Bite-Size Learning: Structured to Engage

Determining the best way to develop "snack" learning content involves more than simply clustering content and making it available on a variety of mobile devices (smartphones, tablets, and next iterations of technology).

There is definitely a need to develop effective design. After all, much content delivered in bite-sized bits, but not all of it is engaging.  Just think of the average banner ad (especially if it is a flashing, seizure-inducing animated gif), or a block of teeny-tiny text. Also, no matter how tiny and tasty the chunk of information, if it requires twenty five clicks and a labyrinthine navigation structure, you can count on the fact that only the most doggedly persistent or OCD-driven learner will actually consume that little chunk of learning at the end.

For chunk learning to work, you have to engage the learner.  Once engaged, you’ve established conditions of learning, which, according to cognitive psychologists and researchers such as Gagner, are absolutely critical to having a successful experience. "Snack" or "quick bite" learning works for topics ranging from learning languages, reviewing content for professional licensing, continuing education, technical training, and more.

Here are a few keys to developing and engaging “hooks” for chunk learning:

Promise it will be quick:
Your images and text need to communicate in a nano-second that the entire experience of taking the lesson will be something they can do quickly and painlessly.  The way you name your lessons can help you out: “Lunch and Learn,” “Breaktime Learning,” “Bite-Size Learning” and “Snack Learning,” are just a few of the possible labels you can use that will communicate to your learners that they will be able to complete the lesson in less than an hour. Here is an example from the AAPG:  Sequence Stratigraphy: Part 1 (of 5) 

Performance anxiety is a reality in technology-driven settings, and it does not help that every day seems to herald a new era in devices and operating systems.  New is fun, but instant obsolescence is not. Design the interface so it is intuitive, colorful, and simple. Limit choices. Help your learner relax. An example is's Vocabulary Builder, which is interactive and adaptive.

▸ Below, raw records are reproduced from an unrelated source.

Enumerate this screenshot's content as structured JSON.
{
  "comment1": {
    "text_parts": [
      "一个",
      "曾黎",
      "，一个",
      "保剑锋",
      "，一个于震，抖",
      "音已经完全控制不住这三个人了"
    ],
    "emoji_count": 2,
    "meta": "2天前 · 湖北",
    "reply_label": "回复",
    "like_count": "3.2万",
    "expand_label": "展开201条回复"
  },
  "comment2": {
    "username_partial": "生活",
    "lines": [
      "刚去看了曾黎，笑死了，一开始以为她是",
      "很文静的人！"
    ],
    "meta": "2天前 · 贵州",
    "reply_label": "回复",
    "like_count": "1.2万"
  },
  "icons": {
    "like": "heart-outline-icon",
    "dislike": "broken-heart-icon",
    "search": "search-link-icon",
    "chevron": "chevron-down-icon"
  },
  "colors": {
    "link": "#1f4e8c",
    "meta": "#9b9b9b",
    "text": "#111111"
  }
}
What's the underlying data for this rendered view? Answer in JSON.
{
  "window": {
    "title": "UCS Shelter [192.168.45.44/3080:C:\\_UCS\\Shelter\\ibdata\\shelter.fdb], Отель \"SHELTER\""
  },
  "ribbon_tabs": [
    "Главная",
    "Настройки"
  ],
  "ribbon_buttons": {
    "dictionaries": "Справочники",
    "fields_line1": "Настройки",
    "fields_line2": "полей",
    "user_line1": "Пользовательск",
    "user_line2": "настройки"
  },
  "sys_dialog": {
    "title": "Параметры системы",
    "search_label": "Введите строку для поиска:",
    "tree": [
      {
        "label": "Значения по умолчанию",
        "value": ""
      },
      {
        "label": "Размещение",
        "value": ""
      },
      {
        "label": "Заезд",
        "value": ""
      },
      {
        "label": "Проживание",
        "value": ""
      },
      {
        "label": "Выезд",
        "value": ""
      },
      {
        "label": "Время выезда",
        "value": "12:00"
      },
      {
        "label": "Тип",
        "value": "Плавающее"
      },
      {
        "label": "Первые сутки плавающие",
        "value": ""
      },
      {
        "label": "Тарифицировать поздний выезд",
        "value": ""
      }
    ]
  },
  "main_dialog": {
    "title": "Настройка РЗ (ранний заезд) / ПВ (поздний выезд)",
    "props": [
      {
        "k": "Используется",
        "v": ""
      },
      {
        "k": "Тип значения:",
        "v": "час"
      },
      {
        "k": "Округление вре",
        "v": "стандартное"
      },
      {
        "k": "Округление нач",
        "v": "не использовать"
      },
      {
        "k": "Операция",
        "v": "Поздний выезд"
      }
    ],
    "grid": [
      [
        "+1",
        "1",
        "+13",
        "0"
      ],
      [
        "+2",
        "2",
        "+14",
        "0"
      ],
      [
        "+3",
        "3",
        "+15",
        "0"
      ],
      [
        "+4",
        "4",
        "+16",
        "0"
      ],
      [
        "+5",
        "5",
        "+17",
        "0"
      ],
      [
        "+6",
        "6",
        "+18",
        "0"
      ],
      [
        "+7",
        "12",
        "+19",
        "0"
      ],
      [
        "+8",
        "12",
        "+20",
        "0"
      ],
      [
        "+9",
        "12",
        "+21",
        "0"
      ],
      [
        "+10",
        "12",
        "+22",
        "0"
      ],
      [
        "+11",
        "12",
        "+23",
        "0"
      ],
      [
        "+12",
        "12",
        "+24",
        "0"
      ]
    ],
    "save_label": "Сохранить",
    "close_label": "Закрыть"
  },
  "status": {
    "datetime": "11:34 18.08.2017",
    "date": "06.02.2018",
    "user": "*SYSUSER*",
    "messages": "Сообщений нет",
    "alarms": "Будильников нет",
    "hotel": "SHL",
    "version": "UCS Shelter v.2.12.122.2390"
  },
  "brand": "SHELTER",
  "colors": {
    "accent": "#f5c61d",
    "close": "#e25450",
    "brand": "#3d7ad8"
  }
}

Effective combination of graphics / text / audio / video: 
Use media strategically to pique learner interest and to keep them continuing to learn.

Make sure your content plays on all devices: 

Your lesson needs to be accessible on smartphones, mobile devices, tables, laptops, and desktops, and it needs to be quick to load. Medical Joyworks is a great example, with Medical Prognosis for the Android, iPhone, as well as tablets and laptops.

Prognosis: Your Diagnosis features clinical case studies in a game setting. It allows the learner to investigate, gather information, research issues, and create diagnoses for complex clinical cases. The interface is cheerful and engaging, with its clear, engaging cartoon sketches.

Thinking about the future: 
Mobile learning is a moving train; perhaps a better metaphor is a Gulfstream G650. The mobile learning winners will continue to be those whose content plays on many devices, and can be completed easily and quickly at the convenience of the learner.

Blog Archive